* Brief
All lines below are to be output exactly as they stand.

* Data for review
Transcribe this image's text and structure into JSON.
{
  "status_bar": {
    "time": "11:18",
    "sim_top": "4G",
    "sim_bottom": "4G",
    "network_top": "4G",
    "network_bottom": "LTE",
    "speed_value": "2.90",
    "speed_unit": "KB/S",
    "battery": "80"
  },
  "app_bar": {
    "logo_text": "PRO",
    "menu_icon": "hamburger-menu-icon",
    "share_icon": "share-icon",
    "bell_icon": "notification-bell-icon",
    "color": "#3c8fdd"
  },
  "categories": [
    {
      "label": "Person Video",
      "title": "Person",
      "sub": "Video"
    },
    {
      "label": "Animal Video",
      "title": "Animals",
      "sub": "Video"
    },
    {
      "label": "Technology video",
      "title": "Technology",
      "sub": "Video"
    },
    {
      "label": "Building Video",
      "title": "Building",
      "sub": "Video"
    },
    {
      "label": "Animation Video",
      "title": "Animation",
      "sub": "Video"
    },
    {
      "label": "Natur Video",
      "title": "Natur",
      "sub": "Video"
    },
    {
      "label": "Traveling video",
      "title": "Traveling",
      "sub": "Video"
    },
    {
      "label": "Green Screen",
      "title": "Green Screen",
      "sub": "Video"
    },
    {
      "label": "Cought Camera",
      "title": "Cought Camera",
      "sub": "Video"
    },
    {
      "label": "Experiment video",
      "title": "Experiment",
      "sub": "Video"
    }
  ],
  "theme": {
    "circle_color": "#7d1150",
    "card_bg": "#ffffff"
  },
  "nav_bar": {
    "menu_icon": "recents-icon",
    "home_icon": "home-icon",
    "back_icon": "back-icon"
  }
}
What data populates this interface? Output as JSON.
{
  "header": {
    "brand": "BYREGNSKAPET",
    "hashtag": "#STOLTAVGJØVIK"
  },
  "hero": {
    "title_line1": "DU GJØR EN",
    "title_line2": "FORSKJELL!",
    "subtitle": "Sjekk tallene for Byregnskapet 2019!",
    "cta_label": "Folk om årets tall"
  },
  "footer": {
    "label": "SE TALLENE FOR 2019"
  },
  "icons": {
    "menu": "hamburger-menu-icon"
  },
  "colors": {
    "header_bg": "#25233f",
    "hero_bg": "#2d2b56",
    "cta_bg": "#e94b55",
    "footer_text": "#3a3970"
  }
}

* Your solution
Transcribe this image's text and structure into JSON.
{
  "status_bar": {
    "time": "11:18",
    "sim_top": "4G",
    "sim_bottom": "4G",
    "network_top": "4G",
    "network_bottom": "LTE",
    "speed_value": "2.90",
    "speed_unit": "KB/S",
    "battery": "80"
  },
  "app_bar": {
    "logo_text": "PRO",
    "menu_icon": "hamburger-menu-icon",
    "share_icon": "share-icon",
    "bell_icon": "notification-bell-icon",
    "color": "#3c8fdd"
  },
  "categories": [
    {
      "label": "Person Video",
      "title": "Person",
      "sub": "Video"
    },
    {
      "label": "Animal Video",
      "title": "Animals",
      "sub": "Video"
    },
    {
      "label": "Technology video",
      "title": "Technology",
      "sub": "Video"
    },
    {
      "label": "Building Video",
      "title": "Building",
      "sub": "Video"
    },
    {
      "label": "Animation Video",
      "title": "Animation",
      "sub": "Video"
    },
    {
      "label": "Natur Video",
      "title": "Natur",
      "sub": "Video"
    },
    {
      "label": "Traveling video",
      "title": "Traveling",
      "sub": "Video"
    },
    {
      "label": "Green Screen",
      "title": "Green Screen",
      "sub": "Video"
    },
    {
      "label": "Cought Camera",
      "title": "Cought Camera",
      "sub": "Video"
    },
    {
      "label": "Experiment video",
      "title": "Experiment",
      "sub": "Video"
    }
  ],
  "theme": {
    "circle_color": "#7d1150",
    "card_bg": "#ffffff"
  },
  "nav_bar": {
    "menu_icon": "recents-icon",
    "home_icon": "home-icon",
    "back_icon": "back-icon"
  }
}
What data populates this interface? Output as JSON.
{
  "header": {
    "brand": "BYREGNSKAPET",
    "hashtag": "#STOLTAVGJØVIK"
  },
  "hero": {
    "title_line1": "DU GJØR EN",
    "title_line2": "FORSKJELL!",
    "subtitle": "Sjekk tallene for Byregnskapet 2019!",
    "cta_label": "Folk om årets tall"
  },
  "footer": {
    "label": "SE TALLENE FOR 2019"
  },
  "icons": {
    "menu": "hamburger-menu-icon"
  },
  "colors": {
    "header_bg": "#25233f",
    "hero_bg": "#2d2b56",
    "cta_bg": "#e94b55",
    "footer_text": "#3a3970"
  }
}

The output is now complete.